Interface dataset entries:
*-*-*
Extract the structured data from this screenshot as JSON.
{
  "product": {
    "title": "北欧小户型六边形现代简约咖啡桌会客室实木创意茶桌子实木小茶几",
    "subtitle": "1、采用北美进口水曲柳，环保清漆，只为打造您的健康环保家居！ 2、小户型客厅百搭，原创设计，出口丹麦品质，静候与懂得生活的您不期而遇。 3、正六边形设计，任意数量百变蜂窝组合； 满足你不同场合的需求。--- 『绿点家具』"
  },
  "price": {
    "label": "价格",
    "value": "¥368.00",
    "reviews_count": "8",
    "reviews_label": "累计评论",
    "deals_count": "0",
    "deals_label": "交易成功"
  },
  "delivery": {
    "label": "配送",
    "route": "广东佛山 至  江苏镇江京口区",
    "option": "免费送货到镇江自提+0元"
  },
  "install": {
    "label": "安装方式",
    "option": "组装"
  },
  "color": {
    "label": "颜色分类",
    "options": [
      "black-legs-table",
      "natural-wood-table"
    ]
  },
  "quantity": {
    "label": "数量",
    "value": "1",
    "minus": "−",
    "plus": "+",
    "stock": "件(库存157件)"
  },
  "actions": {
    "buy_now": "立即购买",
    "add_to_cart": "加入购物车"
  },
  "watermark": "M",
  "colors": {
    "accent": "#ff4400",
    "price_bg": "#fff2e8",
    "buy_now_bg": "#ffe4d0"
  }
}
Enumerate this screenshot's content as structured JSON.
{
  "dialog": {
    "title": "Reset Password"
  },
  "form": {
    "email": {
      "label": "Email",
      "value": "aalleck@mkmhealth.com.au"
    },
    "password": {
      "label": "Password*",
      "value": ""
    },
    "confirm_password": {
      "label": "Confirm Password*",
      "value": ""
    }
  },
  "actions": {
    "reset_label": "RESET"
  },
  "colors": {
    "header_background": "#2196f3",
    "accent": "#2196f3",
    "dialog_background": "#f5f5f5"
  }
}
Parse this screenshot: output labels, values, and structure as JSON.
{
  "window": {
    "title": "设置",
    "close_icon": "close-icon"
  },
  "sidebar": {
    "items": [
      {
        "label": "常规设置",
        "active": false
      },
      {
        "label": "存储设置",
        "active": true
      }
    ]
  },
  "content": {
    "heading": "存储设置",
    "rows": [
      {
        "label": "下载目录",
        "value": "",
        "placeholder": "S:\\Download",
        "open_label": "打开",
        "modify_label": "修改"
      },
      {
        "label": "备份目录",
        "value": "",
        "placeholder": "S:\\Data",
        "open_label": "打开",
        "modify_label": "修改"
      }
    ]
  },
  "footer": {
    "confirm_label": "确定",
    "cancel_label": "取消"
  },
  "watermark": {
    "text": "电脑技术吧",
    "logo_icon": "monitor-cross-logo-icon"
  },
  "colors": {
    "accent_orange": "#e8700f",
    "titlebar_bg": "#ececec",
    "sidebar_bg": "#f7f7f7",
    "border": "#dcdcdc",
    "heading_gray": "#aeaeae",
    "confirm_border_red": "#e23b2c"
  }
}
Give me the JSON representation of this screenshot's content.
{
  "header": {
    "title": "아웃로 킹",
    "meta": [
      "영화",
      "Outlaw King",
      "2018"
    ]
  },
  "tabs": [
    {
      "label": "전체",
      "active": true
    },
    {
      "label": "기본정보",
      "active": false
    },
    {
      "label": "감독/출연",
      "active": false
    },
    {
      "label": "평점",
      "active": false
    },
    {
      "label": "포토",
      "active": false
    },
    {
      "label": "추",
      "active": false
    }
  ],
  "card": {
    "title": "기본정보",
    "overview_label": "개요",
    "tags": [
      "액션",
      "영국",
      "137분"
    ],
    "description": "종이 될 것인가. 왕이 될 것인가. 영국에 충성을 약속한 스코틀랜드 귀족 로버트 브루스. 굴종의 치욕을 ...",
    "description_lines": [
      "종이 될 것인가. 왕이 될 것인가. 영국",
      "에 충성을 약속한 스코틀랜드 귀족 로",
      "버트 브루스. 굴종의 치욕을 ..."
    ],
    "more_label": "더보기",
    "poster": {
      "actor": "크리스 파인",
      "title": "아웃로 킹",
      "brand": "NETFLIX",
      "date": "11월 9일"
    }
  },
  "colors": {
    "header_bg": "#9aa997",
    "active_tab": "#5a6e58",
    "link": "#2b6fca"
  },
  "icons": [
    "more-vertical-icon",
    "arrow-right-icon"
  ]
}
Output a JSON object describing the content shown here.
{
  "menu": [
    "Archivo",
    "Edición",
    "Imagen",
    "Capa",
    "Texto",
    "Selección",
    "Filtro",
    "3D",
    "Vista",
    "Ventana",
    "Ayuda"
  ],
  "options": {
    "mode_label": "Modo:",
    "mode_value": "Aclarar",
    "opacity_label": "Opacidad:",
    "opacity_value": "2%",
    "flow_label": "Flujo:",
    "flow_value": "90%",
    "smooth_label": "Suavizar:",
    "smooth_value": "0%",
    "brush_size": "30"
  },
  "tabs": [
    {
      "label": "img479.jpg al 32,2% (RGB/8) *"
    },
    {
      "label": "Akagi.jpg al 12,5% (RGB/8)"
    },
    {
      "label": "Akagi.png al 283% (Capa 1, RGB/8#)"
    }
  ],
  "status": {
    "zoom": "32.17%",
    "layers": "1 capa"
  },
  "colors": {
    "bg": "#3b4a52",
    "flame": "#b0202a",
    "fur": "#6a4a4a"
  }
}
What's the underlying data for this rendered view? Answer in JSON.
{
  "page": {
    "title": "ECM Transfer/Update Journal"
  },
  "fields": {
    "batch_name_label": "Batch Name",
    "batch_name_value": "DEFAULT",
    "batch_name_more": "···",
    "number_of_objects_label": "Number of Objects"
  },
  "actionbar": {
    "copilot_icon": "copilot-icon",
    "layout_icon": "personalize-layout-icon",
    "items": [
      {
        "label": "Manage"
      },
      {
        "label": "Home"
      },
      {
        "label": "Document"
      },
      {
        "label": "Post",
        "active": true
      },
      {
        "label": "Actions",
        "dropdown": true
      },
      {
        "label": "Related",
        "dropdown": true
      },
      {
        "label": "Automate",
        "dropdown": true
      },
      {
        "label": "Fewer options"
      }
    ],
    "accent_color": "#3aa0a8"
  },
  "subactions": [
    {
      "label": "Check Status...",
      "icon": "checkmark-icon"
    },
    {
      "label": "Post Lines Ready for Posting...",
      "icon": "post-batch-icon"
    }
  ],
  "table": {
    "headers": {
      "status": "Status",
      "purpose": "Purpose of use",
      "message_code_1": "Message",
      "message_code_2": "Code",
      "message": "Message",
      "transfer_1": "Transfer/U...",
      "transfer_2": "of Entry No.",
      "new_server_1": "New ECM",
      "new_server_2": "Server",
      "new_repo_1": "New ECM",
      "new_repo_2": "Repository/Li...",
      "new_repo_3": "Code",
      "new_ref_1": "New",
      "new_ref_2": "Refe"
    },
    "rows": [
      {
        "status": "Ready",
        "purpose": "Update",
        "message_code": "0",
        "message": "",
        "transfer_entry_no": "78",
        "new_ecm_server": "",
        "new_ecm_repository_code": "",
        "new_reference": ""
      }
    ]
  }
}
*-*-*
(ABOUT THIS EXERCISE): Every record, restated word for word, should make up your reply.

(TASK SOLUTION):
Extract the structured data from this screenshot as JSON.
{
  "product": {
    "title": "北欧小户型六边形现代简约咖啡桌会客室实木创意茶桌子实木小茶几",
    "subtitle": "1、采用北美进口水曲柳，环保清漆，只为打造您的健康环保家居！ 2、小户型客厅百搭，原创设计，出口丹麦品质，静候与懂得生活的您不期而遇。 3、正六边形设计，任意数量百变蜂窝组合； 满足你不同场合的需求。--- 『绿点家具』"
  },
  "price": {
    "label": "价格",
    "value": "¥368.00",
    "reviews_count": "8",
    "reviews_label": "累计评论",
    "deals_count": "0",
    "deals_label": "交易成功"
  },
  "delivery": {
    "label": "配送",
    "route": "广东佛山 至  江苏镇江京口区",
    "option": "免费送货到镇江自提+0元"
  },
  "install": {
    "label": "安装方式",
    "option": "组装"
  },
  "color": {
    "label": "颜色分类",
    "options": [
      "black-legs-table",
      "natural-wood-table"
    ]
  },
  "quantity": {
    "label": "数量",
    "value": "1",
    "minus": "−",
    "plus": "+",
    "stock": "件(库存157件)"
  },
  "actions": {
    "buy_now": "立即购买",
    "add_to_cart": "加入购物车"
  },
  "watermark": "M",
  "colors": {
    "accent": "#ff4400",
    "price_bg": "#fff2e8",
    "buy_now_bg": "#ffe4d0"
  }
}
Enumerate this screenshot's content as structured JSON.
{
  "dialog": {
    "title": "Reset Password"
  },
  "form": {
    "email": {
      "label": "Email",
      "value": "aalleck@mkmhealth.com.au"
    },
    "password": {
      "label": "Password*",
      "value": ""
    },
    "confirm_password": {
      "label": "Confirm Password*",
      "value": ""
    }
  },
  "actions": {
    "reset_label": "RESET"
  },
  "colors": {
    "header_background": "#2196f3",
    "accent": "#2196f3",
    "dialog_background": "#f5f5f5"
  }
}
Parse this screenshot: output labels, values, and structure as JSON.
{
  "window": {
    "title": "设置",
    "close_icon": "close-icon"
  },
  "sidebar": {
    "items": [
      {
        "label": "常规设置",
        "active": false
      },
      {
        "label": "存储设置",
        "active": true
      }
    ]
  },
  "content": {
    "heading": "存储设置",
    "rows": [
      {
        "label": "下载目录",
        "value": "",
        "placeholder": "S:\\Download",
        "open_label": "打开",
        "modify_label": "修改"
      },
      {
        "label": "备份目录",
        "value": "",
        "placeholder": "S:\\Data",
        "open_label": "打开",
        "modify_label": "修改"
      }
    ]
  },
  "footer": {
    "confirm_label": "确定",
    "cancel_label": "取消"
  },
  "watermark": {
    "text": "电脑技术吧",
    "logo_icon": "monitor-cross-logo-icon"
  },
  "colors": {
    "accent_orange": "#e8700f",
    "titlebar_bg": "#ececec",
    "sidebar_bg": "#f7f7f7",
    "border": "#dcdcdc",
    "heading_gray": "#aeaeae",
    "confirm_border_red": "#e23b2c"
  }
}
Give me the JSON representation of this screenshot's content.
{
  "header": {
    "title": "아웃로 킹",
    "meta": [
      "영화",
      "Outlaw King",
      "2018"
    ]
  },
  "tabs": [
    {
      "label": "전체",
      "active": true
    },
    {
      "label": "기본정보",
      "active": false
    },
    {
      "label": "감독/출연",
      "active": false
    },
    {
      "label": "평점",
      "active": false
    },
    {
      "label": "포토",
      "active": false
    },
    {
      "label": "추",
      "active": false
    }
  ],
  "card": {
    "title": "기본정보",
    "overview_label": "개요",
    "tags": [
      "액션",
      "영국",
      "137분"
    ],
    "description": "종이 될 것인가. 왕이 될 것인가. 영국에 충성을 약속한 스코틀랜드 귀족 로버트 브루스. 굴종의 치욕을 ...",
    "description_lines": [
      "종이 될 것인가. 왕이 될 것인가. 영국",
      "에 충성을 약속한 스코틀랜드 귀족 로",
      "버트 브루스. 굴종의 치욕을 ..."
    ],
    "more_label": "더보기",
    "poster": {
      "actor": "크리스 파인",
      "title": "아웃로 킹",
      "brand": "NETFLIX",
      "date": "11월 9일"
    }
  },
  "colors": {
    "header_bg": "#9aa997",
    "active_tab": "#5a6e58",
    "link": "#2b6fca"
  },
  "icons": [
    "more-vertical-icon",
    "arrow-right-icon"
  ]
}
Output a JSON object describing the content shown here.
{
  "menu": [
    "Archivo",
    "Edición",
    "Imagen",
    "Capa",
    "Texto",
    "Selección",
    "Filtro",
    "3D",
    "Vista",
    "Ventana",
    "Ayuda"
  ],
  "options": {
    "mode_label": "Modo:",
    "mode_value": "Aclarar",
    "opacity_label": "Opacidad:",
    "opacity_value": "2%",
    "flow_label": "Flujo:",
    "flow_value": "90%",
    "smooth_label": "Suavizar:",
    "smooth_value": "0%",
    "brush_size": "30"
  },
  "tabs": [
    {
      "label": "img479.jpg al 32,2% (RGB/8) *"
    },
    {
      "label": "Akagi.jpg al 12,5% (RGB/8)"
    },
    {
      "label": "Akagi.png al 283% (Capa 1, RGB/8#)"
    }
  ],
  "status": {
    "zoom": "32.17%",
    "layers": "1 capa"
  },
  "colors": {
    "bg": "#3b4a52",
    "flame": "#b0202a",
    "fur": "#6a4a4a"
  }
}
What's the underlying data for this rendered view? Answer in JSON.
{
  "page": {
    "title": "ECM Transfer/Update Journal"
  },
  "fields": {
    "batch_name_label": "Batch Name",
    "batch_name_value": "DEFAULT",
    "batch_name_more": "···",
    "number_of_objects_label": "Number of Objects"
  },
  "actionbar": {
    "copilot_icon": "copilot-icon",
    "layout_icon": "personalize-layout-icon",
    "items": [
      {
        "label": "Manage"
      },
      {
        "label": "Home"
      },
      {
        "label": "Document"
      },
      {
        "label": "Post",
        "active": true
      },
      {
        "label": "Actions",
        "dropdown": true
      },
      {
        "label": "Related",
        "dropdown": true
      },
      {
        "label": "Automate",
        "dropdown": true
      },
      {
        "label": "Fewer options"
      }
    ],
    "accent_color": "#3aa0a8"
  },
  "subactions": [
    {
      "label": "Check Status...",
      "icon": "checkmark-icon"
    },
    {
      "label": "Post Lines Ready for Posting...",
      "icon": "post-batch-icon"
    }
  ],
  "table": {
    "headers": {
      "status": "Status",
      "purpose": "Purpose of use",
      "message_code_1": "Message",
      "message_code_2": "Code",
      "message": "Message",
      "transfer_1": "Transfer/U...",
      "transfer_2": "of Entry No.",
      "new_server_1": "New ECM",
      "new_server_2": "Server",
      "new_repo_1": "New ECM",
      "new_repo_2": "Repository/Li...",
      "new_repo_3": "Code",
      "new_ref_1": "New",
      "new_ref_2": "Refe"
    },
    "rows": [
      {
        "status": "Ready",
        "purpose": "Update",
        "message_code": "0",
        "message": "",
        "transfer_entry_no": "78",
        "new_ecm_server": "",
        "new_ecm_repository_code": "",
        "new_reference": ""
      }
    ]
  }
}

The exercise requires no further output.